SILVER SPRING – Here’s where the cookie crumbles — you’d think Chinese fortune cookies and Lunar New Year would be a lucky match. Nope.
Those little half-moon confections are as American as apple pie.
It seems so natural: During the 15-day observance of the holiday that began Sunday, Asian-Americans seek a new year of luck and fortune. But the fortune cookie – a dessert mostly associated with Chinese food – is an American tradition expected by diners in Chinese restaurants.
“If I don’t get my fortune cookie, I’m like, ‘Where’s my cookie!'” said Asian Bistro Cafe patron Kari Hurlston, 38, of Washington.
Although fortune cookies are largely exported from China, the fortune cookie has not succeeded in Asia.
“Fortunes are a Western concoction,” said Rebecca McGinnis of the Confucius Institute, which promotes the study of Chinese language and culture at the University of Maryland, College Park.
Fortune cookie historians cannot pinpoint the exact date the cookie was invented and who created it but some popular theories say a Cantonese immigrant invented message-filled cookies in 1916. Another theory is that Makoto Hagiwara, caretaker of San Francisco’s Japanese Tea Garden, created the light waffle dessert in 1907.
Maryland has its own homegrown cookie maker: Lucky Fortune Cookie factory. The Jessup-based cookie manufacturer can produce almost 64 million fortune cookies a year, although that’s a fraction of what New York-based Wonton Food Inc. bakes up, about 4 million cookies a day.
Lucky serves wholesale clients scattered through Maryland, the District, Virginia and Philadelphia.
At Asian Bistro Cafe in Silver Spring, manager Ed Wang, 50, of Rockville, cracks open a dessert cookie.
On one side, the paper reads: “When things go wrong, don’t go with them.” On the other side are lucky numbers and Chinese translations of the word, jellies.
Cookie makers like to teach people how to speak Chinese, suggest lucky numbers for the lottery and give simple direction for life, Wang said. The “fortunes” are more affirmative than they used to be, he said, so “people don’t get upset.”
“I think fortune cookies are great. I look forward to the fortune cookie and the little positive note at the end of meal,” said Asian Bistro diner Kelley O’Connor, 22, of Bethesda, adding that fortune cookies are great for socializing as well.
“Everybody always wants to hear what your fortune is,” she said.
Although the fortune cookie itself is not considered auspicious, the Chinese live life in search of continual health, wealth and happiness.
“The Chinese always believe in good fortune and good luck,” said Alan Cheung, executive director of the Confucius Institute.
Many Chinese follow the Chinese zodiac signs, McGinnis said, and many also believe in number associations.
“You avoid the number four like a plague,” she said. “It’s like the Western concept of the number 13.”

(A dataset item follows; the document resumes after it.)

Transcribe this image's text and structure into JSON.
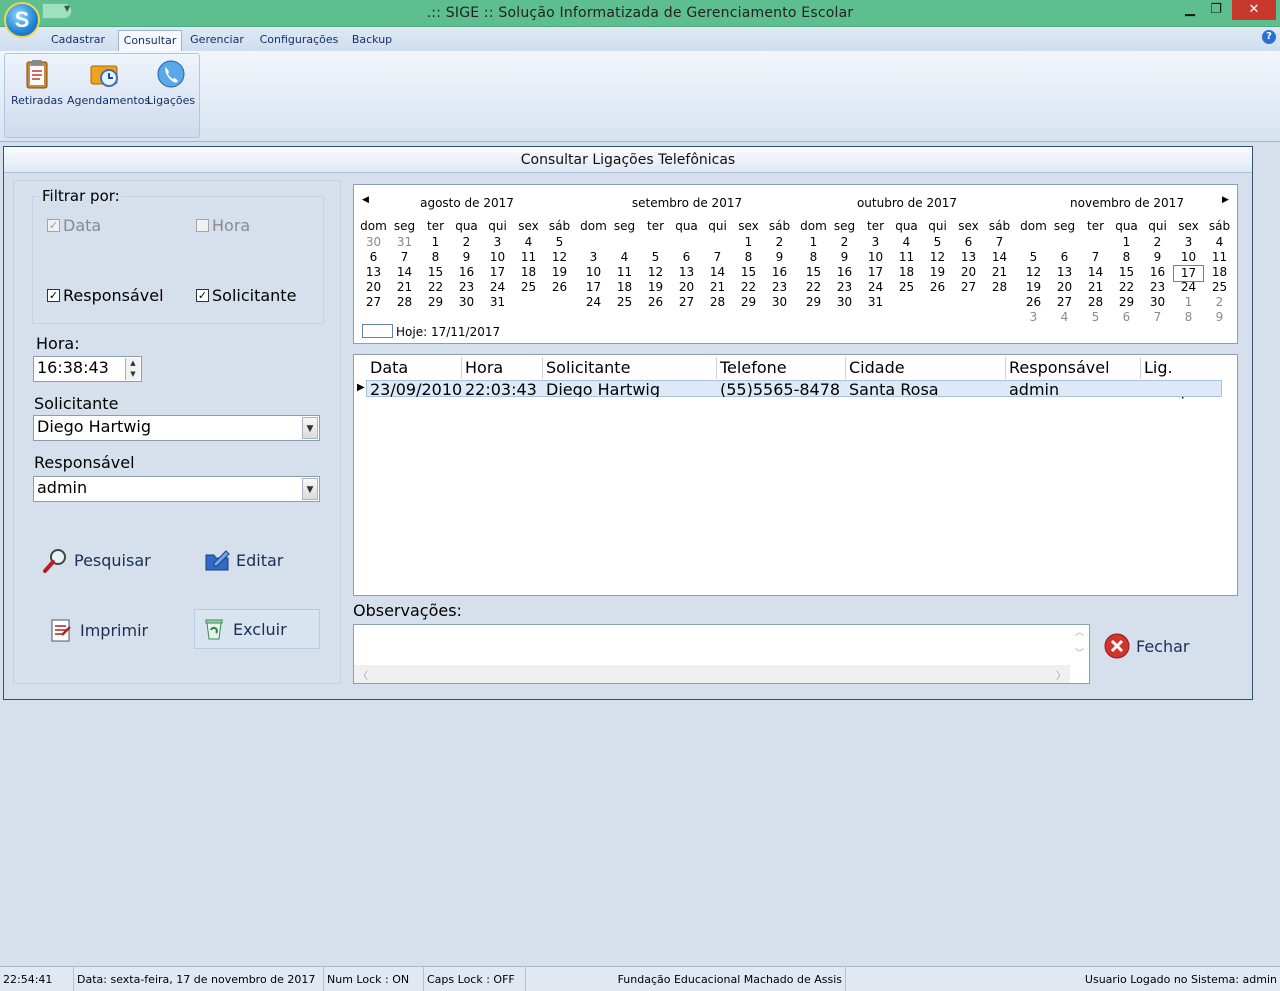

The number 8 is so lucky that people in China pay for license plates with that number. The combination of 6 and 8 is also good, meaning “blessing to flow to you”, McGinnis said.
“It’s not so much about superstition than wishing positives to people,” Cheung said.
The real new year’s traditions — those not manufactured for U.S. consumption — extend to housekeeping and color choices.
Families must clean their houses thoroughly to expel ill-fortune and welcome a promising future.
White, the color of death, should never be worn during the New Year celebration. Red, however, is considered lucky and is used in decorations, gift-wrap and clothing.
“We have a saying here,” Cheung said. “‘I’d rather be lucky than smart.’ Fortune is better.”